Jung and Maslow

Carl Jung is represented as having believed that we should render the unconscious conscious. This should be done to free ourselves of the former’s power in defining our beliefs and habits.

One of Abraham Maslow’s 13 self-actualizing characteristics is the superior perception of reality. Do we not achieve the latter by learning about and knowing the contents of our unconscious?

Self-acceptance and Eupsychia

Acceptance of self, others, and nature is one of Maslow’s self-actualizing characteristics.

Can self- and other-actualization lead to Eupsychia (the psychologically healthy socioculture)?

The above characteristic might be a good place to start! Just try accepting nature, too…

It would be ideal if acceptance of each of self, others, and nature reinforce one another 🙂

Eupsychian self-actualization

One of Maslow’s characteristics of self-actualizers is the continued freshness of appreciation.

How does this lead one to Eupsychia–Maslow’s idea of the psychologically healthy culture/society?

The more we appreciate life, the more we may start to notice the ways it nourishes our soul!

The maximally healthy collective consists of spirited individuals taking great care of their souls…

Darrow from Red Rising

Darrow (“Red Rising”) and self-actualization

In an interview featured on the HowlerPod podcast, Red Rising trilogy author Pierce Brown noted main character Darrow’s trait of not caring about what other characters think.

By the end of the trilogy (and still after fourth installment Iron Gold), it is undeniable that Darrow has earned almost unanimous respect of the universe’s various inhabitants. For the pioneering theorist of self-actualization Abraham H. Maslow, esteem follows from love as a universal human need.

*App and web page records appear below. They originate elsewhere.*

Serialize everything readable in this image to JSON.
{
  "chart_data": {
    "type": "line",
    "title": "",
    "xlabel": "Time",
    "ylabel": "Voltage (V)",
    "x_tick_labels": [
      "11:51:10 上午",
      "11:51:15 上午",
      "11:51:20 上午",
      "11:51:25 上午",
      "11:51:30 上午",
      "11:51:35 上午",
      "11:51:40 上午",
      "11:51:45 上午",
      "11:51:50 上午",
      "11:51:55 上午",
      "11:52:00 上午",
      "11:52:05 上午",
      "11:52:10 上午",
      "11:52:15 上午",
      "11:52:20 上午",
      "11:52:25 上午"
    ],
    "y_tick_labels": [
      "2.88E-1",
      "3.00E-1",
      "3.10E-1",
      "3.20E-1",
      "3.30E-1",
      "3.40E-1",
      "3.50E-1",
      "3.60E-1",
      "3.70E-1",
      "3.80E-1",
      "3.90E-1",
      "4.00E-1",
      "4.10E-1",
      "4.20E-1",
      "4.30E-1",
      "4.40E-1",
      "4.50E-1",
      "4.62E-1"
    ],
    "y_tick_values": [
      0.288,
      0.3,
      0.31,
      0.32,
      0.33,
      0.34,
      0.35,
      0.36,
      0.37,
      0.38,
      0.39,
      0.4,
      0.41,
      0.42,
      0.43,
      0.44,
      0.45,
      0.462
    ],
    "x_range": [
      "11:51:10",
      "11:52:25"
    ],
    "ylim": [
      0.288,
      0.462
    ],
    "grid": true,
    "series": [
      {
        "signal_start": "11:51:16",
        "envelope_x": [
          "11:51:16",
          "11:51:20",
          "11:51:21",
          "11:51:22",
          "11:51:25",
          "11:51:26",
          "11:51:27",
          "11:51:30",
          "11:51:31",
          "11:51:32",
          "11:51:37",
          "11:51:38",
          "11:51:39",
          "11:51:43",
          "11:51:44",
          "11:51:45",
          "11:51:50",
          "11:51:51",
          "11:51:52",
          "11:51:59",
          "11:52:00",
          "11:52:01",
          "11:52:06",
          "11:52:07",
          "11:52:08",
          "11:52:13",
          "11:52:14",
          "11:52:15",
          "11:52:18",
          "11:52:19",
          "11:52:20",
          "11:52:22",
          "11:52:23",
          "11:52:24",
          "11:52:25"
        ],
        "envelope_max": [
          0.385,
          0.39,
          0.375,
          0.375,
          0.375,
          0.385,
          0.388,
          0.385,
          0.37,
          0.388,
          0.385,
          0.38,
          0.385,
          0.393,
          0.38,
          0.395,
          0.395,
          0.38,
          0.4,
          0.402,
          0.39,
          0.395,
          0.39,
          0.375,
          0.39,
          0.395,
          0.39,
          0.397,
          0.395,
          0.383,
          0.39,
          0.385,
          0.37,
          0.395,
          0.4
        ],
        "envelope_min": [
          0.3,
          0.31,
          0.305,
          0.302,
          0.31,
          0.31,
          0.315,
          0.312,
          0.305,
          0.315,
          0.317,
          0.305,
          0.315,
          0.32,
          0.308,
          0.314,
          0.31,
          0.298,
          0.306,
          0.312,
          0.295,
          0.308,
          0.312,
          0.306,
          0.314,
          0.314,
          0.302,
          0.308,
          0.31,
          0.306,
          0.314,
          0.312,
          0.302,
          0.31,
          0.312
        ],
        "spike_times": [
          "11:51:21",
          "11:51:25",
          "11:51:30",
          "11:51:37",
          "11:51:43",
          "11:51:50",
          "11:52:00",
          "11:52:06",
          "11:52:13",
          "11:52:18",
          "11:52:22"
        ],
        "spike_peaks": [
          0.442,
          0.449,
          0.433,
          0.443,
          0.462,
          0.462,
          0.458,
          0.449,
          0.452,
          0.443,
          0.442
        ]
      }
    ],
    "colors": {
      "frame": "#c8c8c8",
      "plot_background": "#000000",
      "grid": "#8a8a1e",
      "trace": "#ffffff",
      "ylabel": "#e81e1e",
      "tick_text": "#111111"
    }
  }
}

If Darrow has achieved love by the end of the trilogy and respect after Iron Gold, has his character in fifth Red Rising novel Dark Age moved on to fulfilling his self-actualization needs (which come immediately after esteem in Maslow’s hierarchy)?

Whether Darrow is in the process of self-actualizing by Dark Age or not would require analysis of his actions and comparison with the traits of self-actualizing figures. Some of the latter’s traits include having a non-hostile, philosophical sense of humor as well as superior perceptions of reality.

Probably the easiest self-actualizing trait to relate Darrow with is autonomy. In his efforts to preserve “the Rising” of his “Red” social class (primarily made up of miners), Darrow has come to develop a highly independent conscience. He has become the kind of hero who sees what must be done for the cause he and his team have fought for over more than a decade–even when certain members of said team might not understand themselves.

It doesn’t matter for the Rising if a few of its proponents have strayed from the core of its project, which is to break the chains of slaves everywhere. Darrow is the heart of the revolution, and to keep its flame lit, it may be that he must self-actualize in certain ways.

Maslow and Scott Pilgrim

Scott Pilgrim fights Gideon for love (Ramona Flowers), then for self-respect.

How does he reach the next level on Maslow’s pyramid and attain self-actualization?

After conquering Gideon, Scott must fight Nega Scott. This is the battle to confront and overcome his shadow.

Ultimately, Scott is successful in befriending his dark self. Having done so, he achieves Jungian individuation, integrating the two sides of his being.

Able to move forward with the woman of his dreams, Scott becomes a self-actualized pilgrim!